Home Hacks

8 Things That You Should Never *Ever* Put in the Microwave

Lobster did not make the list.

March 21, 2023
Photo by Bobbi Lin

The microwave—or as some professional cooks like to call it, “Chef Mike”—is one of the most useful tools in any kitchen. There are few (if any) appliances capable of reheating leftovers, poaching salmon, steaming sweet potatoes, and occasionally burning popcorn. While the list of foods you might want to cook in a microwave continues to grow (thank you, David Chang), because of what a microwave is—and how it works—there are certain things that never belong inside of it.

How Does A Microwave Work?

Microwave ovens create electromagnetic microwaves that are absorbed by food. Those microwaves cause water molecules in food to vibrate, creating the heat that cooks your food. For this process to work, microwaves must be able to pass through the container holding your food. Microwaves will pass through glass, paper, and ceramic objects, making them the preferred materials for microwave-safe cooking. However, microwaves do not pass through metal, making it problematic for the appliance.

Read Your Manual

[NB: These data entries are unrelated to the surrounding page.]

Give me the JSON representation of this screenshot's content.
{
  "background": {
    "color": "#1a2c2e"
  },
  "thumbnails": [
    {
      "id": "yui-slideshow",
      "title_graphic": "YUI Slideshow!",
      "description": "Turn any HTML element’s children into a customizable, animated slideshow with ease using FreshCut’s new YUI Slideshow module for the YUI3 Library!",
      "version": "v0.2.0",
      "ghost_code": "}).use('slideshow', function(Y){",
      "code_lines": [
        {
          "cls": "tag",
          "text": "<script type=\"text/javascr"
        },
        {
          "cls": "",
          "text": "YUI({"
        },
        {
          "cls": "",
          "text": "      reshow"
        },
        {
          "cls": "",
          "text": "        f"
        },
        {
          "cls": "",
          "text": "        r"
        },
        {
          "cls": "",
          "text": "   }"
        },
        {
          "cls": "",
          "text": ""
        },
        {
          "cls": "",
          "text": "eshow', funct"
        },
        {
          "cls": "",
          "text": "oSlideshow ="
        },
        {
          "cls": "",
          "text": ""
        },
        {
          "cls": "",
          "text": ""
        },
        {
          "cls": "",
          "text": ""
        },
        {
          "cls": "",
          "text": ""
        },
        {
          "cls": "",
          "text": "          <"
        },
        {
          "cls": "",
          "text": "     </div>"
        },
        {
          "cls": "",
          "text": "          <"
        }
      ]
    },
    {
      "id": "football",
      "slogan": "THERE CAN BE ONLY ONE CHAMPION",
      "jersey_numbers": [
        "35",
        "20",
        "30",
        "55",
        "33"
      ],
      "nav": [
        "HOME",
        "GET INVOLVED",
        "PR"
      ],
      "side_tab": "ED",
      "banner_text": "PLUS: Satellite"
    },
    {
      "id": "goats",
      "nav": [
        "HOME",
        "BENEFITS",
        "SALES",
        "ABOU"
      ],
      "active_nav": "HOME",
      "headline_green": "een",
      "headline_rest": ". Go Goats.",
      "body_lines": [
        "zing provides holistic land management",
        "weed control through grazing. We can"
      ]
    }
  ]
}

Before we get into the list of what should never be placed in a microwave, it’s worth mentioning that every device is slightly different. Everything you need to know about your microwave can be found in its manual. There, you will find a detailed outline on what doesn’t belong inside your specific appliance. If you’ve lost your manual, identify the make and model of your microwave, then search for it online.

8 Things That Never Belong In Your Microwave

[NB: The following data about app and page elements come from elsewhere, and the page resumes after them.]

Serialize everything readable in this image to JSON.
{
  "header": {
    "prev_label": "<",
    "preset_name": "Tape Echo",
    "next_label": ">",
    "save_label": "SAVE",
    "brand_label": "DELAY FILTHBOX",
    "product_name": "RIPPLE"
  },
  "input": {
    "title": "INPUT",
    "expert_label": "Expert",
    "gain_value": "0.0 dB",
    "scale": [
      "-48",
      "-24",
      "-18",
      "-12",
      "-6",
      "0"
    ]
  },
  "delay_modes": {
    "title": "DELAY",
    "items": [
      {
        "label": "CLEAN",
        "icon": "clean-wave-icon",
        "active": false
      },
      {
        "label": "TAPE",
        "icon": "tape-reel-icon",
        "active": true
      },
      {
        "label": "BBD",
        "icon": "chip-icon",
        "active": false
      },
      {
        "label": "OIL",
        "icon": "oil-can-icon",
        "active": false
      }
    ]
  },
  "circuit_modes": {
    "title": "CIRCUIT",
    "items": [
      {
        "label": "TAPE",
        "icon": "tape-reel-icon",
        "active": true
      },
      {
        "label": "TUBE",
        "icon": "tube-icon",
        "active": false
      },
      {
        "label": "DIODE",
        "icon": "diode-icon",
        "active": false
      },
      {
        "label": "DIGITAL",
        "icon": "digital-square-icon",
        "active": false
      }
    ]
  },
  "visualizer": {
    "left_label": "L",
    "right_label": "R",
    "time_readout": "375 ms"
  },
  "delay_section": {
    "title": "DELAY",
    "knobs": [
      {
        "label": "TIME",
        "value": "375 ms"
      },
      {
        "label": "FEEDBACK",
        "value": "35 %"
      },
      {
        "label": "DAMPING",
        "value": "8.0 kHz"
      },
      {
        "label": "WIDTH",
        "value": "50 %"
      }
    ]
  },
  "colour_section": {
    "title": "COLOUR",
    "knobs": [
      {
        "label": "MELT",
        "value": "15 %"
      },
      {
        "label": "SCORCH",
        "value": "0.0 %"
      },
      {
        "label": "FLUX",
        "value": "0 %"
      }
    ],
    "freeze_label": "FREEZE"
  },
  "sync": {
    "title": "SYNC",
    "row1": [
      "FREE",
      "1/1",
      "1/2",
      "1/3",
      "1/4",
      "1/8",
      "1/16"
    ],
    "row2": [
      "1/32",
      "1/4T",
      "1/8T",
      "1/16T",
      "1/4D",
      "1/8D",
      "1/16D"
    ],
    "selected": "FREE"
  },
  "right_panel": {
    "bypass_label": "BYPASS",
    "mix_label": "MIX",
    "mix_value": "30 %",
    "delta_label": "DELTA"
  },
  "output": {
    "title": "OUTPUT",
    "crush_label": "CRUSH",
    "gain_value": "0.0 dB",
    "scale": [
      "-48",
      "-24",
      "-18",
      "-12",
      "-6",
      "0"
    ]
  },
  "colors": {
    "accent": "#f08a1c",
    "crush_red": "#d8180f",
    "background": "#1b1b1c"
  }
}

1. Aluminum Foil

Metal reflects microwaves, which can cause fires and ruin your appliance. If you often wrap leftovers in foil, make sure it is completely removed before reheating your food.

2. Any Kind of Metal

It’s worth repeating: Metal should never be inside your microwave. This includes silverware, and any plates, bowls, or spoons that have a metal rim. Not only is it dangerous, but it also impedes the microwave from actually heating your food.

3. Raw Spicy Peppers

When heated by microwave, raw spicy peppers release capsaicin (the compound that gives them heat) into the air. A microwave’s fan will blow the capsaicin directly into your face upon opening, which is potentially dangerous for your eyes and lungs. For reference, this is the same compound used to create the “hot” feeling in IcyHot—you don’t want that in your eyes.

4. Single-Use Plastic

Water bottles, plastic bags, and anything made out of cheap, flimsy plastic should never be microwaved because they could contain the harmful chemical, Bisphenol A (BPA). When melted, these materials could release the chemical into your food.

5. Styrofoam

Similar to single-use plastic, styrofoam will melt in your microwave and release chemicals into your food which have been linked to cancer.

6. Uncovered Sauces

Left uncovered, heated sauces will bubble and burst until they eventually splatter all over the inside of your microwave, potentially damaging the appliance’s interior. Always cover your sauces—your microwave shouldn’t look like a Jackson Pollock painting.

7. Nothing

Using your microwave when there's nothing in it can also cause problems. When there is nothing there to absorb the electromagnetic microwaves, that energy is directed back inside the appliance, potentially harming it.

8. Plain Water

Unlike water boiling on your stove, water that is heated beyond its boiling point in a microwave will not always bubble. However, when that seemingly calm water is disturbed—either by you picking it up or pouring something inside of it—the liquid can violently erupt, possibly injuring you and anyone nearby. According to the FDA, adding substances such as instant coffee or sugar to water before heating will greatly reduce this danger.

What’s something you’ve learned about your microwave recently?
Grab your copy

It's here: Our game-changing guide to everyone's favorite room in the house. Your Do-Anything Kitchen gathers the smartest ideas and savviest tricks—from our community, test kitchen, and cooks we love—to help transform your space into its best self.

Grab your copy

See what other Food52 readers are saying.

  • Smaug
  • adambravo
Paul Hagopian

Written by: Paul Hagopian

Content @ Food52


Smaug March 22, 2023
I don't know where the notion came from that microwaves only act on water came from, but it's not at all true. They act most strongly on fats, but, for instance, I warm up my empty coffee cup in the microwave every morning. One of the guys at Serious Eats apparently did some experiments with metal bowls in microwaves and showed they can be used; I didn't read about it and am not very interested; I suppose it depends on placement of the bowl- I find it easy enough to simply not do it.
Smaug March 22, 2023
Are these guys ever going to get an edit function?
adambravo March 21, 2023
I have boiled plain water to make hot chocolate (in a glass or plastic) for decades without a single catastrophe. And it always bubbles..